What is required
Write out the data again in full, keeping every character the same.

Supplied records
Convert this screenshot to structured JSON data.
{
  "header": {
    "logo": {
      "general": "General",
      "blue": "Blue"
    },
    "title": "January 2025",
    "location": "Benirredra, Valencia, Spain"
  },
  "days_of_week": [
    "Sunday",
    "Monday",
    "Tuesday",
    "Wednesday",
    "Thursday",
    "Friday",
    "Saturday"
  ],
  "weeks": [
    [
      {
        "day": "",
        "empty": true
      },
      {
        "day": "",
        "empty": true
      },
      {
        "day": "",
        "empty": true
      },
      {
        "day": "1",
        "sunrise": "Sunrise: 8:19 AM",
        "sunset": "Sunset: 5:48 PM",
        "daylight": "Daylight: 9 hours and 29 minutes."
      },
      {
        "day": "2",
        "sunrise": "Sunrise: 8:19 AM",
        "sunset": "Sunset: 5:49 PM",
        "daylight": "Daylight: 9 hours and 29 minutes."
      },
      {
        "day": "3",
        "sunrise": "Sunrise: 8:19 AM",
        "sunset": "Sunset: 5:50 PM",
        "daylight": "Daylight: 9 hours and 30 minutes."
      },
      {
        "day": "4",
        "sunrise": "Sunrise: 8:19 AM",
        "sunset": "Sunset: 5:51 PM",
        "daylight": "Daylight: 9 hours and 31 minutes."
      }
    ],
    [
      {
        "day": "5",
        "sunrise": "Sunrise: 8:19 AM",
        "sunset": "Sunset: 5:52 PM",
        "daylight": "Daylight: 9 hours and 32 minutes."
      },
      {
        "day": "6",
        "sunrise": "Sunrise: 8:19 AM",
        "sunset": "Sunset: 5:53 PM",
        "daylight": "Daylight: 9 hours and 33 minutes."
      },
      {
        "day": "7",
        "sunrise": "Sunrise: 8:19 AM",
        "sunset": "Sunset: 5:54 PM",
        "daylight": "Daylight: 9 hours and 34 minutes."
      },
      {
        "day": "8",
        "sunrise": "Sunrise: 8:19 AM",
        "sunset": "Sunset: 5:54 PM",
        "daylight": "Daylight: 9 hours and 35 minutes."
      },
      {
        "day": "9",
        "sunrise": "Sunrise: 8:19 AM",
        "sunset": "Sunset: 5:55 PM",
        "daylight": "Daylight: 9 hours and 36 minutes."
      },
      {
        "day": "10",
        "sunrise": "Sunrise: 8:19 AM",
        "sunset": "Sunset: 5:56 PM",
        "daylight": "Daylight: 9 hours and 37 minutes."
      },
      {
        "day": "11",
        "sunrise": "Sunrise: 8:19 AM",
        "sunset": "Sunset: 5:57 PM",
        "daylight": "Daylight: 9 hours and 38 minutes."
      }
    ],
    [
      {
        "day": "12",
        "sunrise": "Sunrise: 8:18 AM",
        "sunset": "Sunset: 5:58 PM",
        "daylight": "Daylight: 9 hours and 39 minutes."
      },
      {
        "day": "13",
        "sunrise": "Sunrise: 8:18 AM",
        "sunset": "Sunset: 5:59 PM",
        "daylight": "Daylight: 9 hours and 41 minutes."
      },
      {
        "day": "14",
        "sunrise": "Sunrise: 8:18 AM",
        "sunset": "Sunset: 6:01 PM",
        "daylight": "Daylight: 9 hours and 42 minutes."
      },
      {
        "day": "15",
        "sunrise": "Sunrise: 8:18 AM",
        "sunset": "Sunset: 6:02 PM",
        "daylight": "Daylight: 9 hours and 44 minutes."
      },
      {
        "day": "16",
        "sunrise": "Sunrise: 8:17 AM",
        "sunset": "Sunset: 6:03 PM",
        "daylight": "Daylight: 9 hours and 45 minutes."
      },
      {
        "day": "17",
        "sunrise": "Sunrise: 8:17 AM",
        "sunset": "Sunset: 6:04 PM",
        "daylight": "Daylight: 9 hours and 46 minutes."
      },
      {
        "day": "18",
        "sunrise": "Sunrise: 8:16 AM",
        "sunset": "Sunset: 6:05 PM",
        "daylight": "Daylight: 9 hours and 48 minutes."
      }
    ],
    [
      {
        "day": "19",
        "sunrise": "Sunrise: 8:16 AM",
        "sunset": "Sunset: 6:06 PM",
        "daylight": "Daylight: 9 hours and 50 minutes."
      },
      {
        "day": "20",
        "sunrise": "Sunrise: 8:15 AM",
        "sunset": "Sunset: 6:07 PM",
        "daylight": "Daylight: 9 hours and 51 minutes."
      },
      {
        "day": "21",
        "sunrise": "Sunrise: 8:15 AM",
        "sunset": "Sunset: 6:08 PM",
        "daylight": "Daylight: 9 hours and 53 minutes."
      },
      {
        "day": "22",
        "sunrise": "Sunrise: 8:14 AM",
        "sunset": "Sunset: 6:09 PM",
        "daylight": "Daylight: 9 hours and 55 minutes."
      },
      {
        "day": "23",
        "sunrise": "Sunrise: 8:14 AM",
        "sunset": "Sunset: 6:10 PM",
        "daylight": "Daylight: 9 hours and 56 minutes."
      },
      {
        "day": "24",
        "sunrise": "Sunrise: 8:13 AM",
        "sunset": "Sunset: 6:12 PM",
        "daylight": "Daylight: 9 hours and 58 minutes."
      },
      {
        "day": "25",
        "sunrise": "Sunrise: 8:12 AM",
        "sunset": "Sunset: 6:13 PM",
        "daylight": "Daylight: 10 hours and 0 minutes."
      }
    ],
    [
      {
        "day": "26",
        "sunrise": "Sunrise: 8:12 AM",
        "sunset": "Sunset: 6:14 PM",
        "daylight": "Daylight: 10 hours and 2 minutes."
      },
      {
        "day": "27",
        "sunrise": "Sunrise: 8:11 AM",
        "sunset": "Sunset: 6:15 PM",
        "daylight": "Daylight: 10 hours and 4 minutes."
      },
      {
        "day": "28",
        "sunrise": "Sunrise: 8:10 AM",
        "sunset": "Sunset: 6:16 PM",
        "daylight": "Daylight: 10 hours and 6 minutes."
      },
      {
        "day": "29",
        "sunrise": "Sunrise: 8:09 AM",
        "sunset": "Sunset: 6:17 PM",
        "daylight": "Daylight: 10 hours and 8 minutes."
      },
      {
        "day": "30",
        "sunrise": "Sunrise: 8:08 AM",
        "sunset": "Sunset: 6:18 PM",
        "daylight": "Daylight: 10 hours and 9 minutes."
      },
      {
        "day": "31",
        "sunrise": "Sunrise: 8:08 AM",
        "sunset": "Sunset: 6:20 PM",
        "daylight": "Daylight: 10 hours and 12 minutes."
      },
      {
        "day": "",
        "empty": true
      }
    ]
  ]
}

Reply to the exercise
Convert this screenshot to structured JSON data.
{
  "header": {
    "logo": {
      "general": "General",
      "blue": "Blue"
    },
    "title": "January 2025",
    "location": "Benirredra, Valencia, Spain"
  },
  "days_of_week": [
    "Sunday",
    "Monday",
    "Tuesday",
    "Wednesday",
    "Thursday",
    "Friday",
    "Saturday"
  ],
  "weeks": [
    [
      {
        "day": "",
        "empty": true
      },
      {
        "day": "",
        "empty": true
      },
      {
        "day": "",
        "empty": true
      },
      {
        "day": "1",
        "sunrise": "Sunrise: 8:19 AM",
        "sunset": "Sunset: 5:48 PM",
        "daylight": "Daylight: 9 hours and 29 minutes."
      },
      {
        "day": "2",
        "sunrise": "Sunrise: 8:19 AM",
        "sunset": "Sunset: 5:49 PM",
        "daylight": "Daylight: 9 hours and 29 minutes."
      },
      {
        "day": "3",
        "sunrise": "Sunrise: 8:19 AM",
        "sunset": "Sunset: 5:50 PM",
        "daylight": "Daylight: 9 hours and 30 minutes."
      },
      {
        "day": "4",
        "sunrise": "Sunrise: 8:19 AM",
        "sunset": "Sunset: 5:51 PM",
        "daylight": "Daylight: 9 hours and 31 minutes."
      }
    ],
    [
      {
        "day": "5",
        "sunrise": "Sunrise: 8:19 AM",
        "sunset": "Sunset: 5:52 PM",
        "daylight": "Daylight: 9 hours and 32 minutes."
      },
      {
        "day": "6",
        "sunrise": "Sunrise: 8:19 AM",
        "sunset": "Sunset: 5:53 PM",
        "daylight": "Daylight: 9 hours and 33 minutes."
      },
      {
        "day": "7",
        "sunrise": "Sunrise: 8:19 AM",
        "sunset": "Sunset: 5:54 PM",
        "daylight": "Daylight: 9 hours and 34 minutes."
      },
      {
        "day": "8",
        "sunrise": "Sunrise: 8:19 AM",
        "sunset": "Sunset: 5:54 PM",
        "daylight": "Daylight: 9 hours and 35 minutes."
      },
      {
        "day": "9",
        "sunrise": "Sunrise: 8:19 AM",
        "sunset": "Sunset: 5:55 PM",
        "daylight": "Daylight: 9 hours and 36 minutes."
      },
      {
        "day": "10",
        "sunrise": "Sunrise: 8:19 AM",
        "sunset": "Sunset: 5:56 PM",
        "daylight": "Daylight: 9 hours and 37 minutes."
      },
      {
        "day": "11",
        "sunrise": "Sunrise: 8:19 AM",
        "sunset": "Sunset: 5:57 PM",
        "daylight": "Daylight: 9 hours and 38 minutes."
      }
    ],
    [
      {
        "day": "12",
        "sunrise": "Sunrise: 8:18 AM",
        "sunset": "Sunset: 5:58 PM",
        "daylight": "Daylight: 9 hours and 39 minutes."
      },
      {
        "day": "13",
        "sunrise": "Sunrise: 8:18 AM",
        "sunset": "Sunset: 5:59 PM",
        "daylight": "Daylight: 9 hours and 41 minutes."
      },
      {
        "day": "14",
        "sunrise": "Sunrise: 8:18 AM",
        "sunset": "Sunset: 6:01 PM",
        "daylight": "Daylight: 9 hours and 42 minutes."
      },
      {
        "day": "15",
        "sunrise": "Sunrise: 8:18 AM",
        "sunset": "Sunset: 6:02 PM",
        "daylight": "Daylight: 9 hours and 44 minutes."
      },
      {
        "day": "16",
        "sunrise": "Sunrise: 8:17 AM",
        "sunset": "Sunset: 6:03 PM",
        "daylight": "Daylight: 9 hours and 45 minutes."
      },
      {
        "day": "17",
        "sunrise": "Sunrise: 8:17 AM",
        "sunset": "Sunset: 6:04 PM",
        "daylight": "Daylight: 9 hours and 46 minutes."
      },
      {
        "day": "18",
        "sunrise": "Sunrise: 8:16 AM",
        "sunset": "Sunset: 6:05 PM",
        "daylight": "Daylight: 9 hours and 48 minutes."
      }
    ],
    [
      {
        "day": "19",
        "sunrise": "Sunrise: 8:16 AM",
        "sunset": "Sunset: 6:06 PM",
        "daylight": "Daylight: 9 hours and 50 minutes."
      },
      {
        "day": "20",
        "sunrise": "Sunrise: 8:15 AM",
        "sunset": "Sunset: 6:07 PM",
        "daylight": "Daylight: 9 hours and 51 minutes."
      },
      {
        "day": "21",
        "sunrise": "Sunrise: 8:15 AM",
        "sunset": "Sunset: 6:08 PM",
        "daylight": "Daylight: 9 hours and 53 minutes."
      },
      {
        "day": "22",
        "sunrise": "Sunrise: 8:14 AM",
        "sunset": "Sunset: 6:09 PM",
        "daylight": "Daylight: 9 hours and 55 minutes."
      },
      {
        "day": "23",
        "sunrise": "Sunrise: 8:14 AM",
        "sunset": "Sunset: 6:10 PM",
        "daylight": "Daylight: 9 hours and 56 minutes."
      },
      {
        "day": "24",
        "sunrise": "Sunrise: 8:13 AM",
        "sunset": "Sunset: 6:12 PM",
        "daylight": "Daylight: 9 hours and 58 minutes."
      },
      {
        "day": "25",
        "sunrise": "Sunrise: 8:12 AM",
        "sunset": "Sunset: 6:13 PM",
        "daylight": "Daylight: 10 hours and 0 minutes."
      }
    ],
    [
      {
        "day": "26",
        "sunrise": "Sunrise: 8:12 AM",
        "sunset": "Sunset: 6:14 PM",
        "daylight": "Daylight: 10 hours and 2 minutes."
      },
      {
        "day": "27",
        "sunrise": "Sunrise: 8:11 AM",
        "sunset": "Sunset: 6:15 PM",
        "daylight": "Daylight: 10 hours and 4 minutes."
      },
      {
        "day": "28",
        "sunrise": "Sunrise: 8:10 AM",
        "sunset": "Sunset: 6:16 PM",
        "daylight": "Daylight: 10 hours and 6 minutes."
      },
      {
        "day": "29",
        "sunrise": "Sunrise: 8:09 AM",
        "sunset": "Sunset: 6:17 PM",
        "daylight": "Daylight: 10 hours and 8 minutes."
      },
      {
        "day": "30",
        "sunrise": "Sunrise: 8:08 AM",
        "sunset": "Sunset: 6:18 PM",
        "daylight": "Daylight: 10 hours and 9 minutes."
      },
      {
        "day": "31",
        "sunrise": "Sunrise: 8:08 AM",
        "sunset": "Sunset: 6:20 PM",
        "daylight": "Daylight: 10 hours and 12 minutes."
      },
      {
        "day": "",
        "empty": true
      }
    ]
  ]
}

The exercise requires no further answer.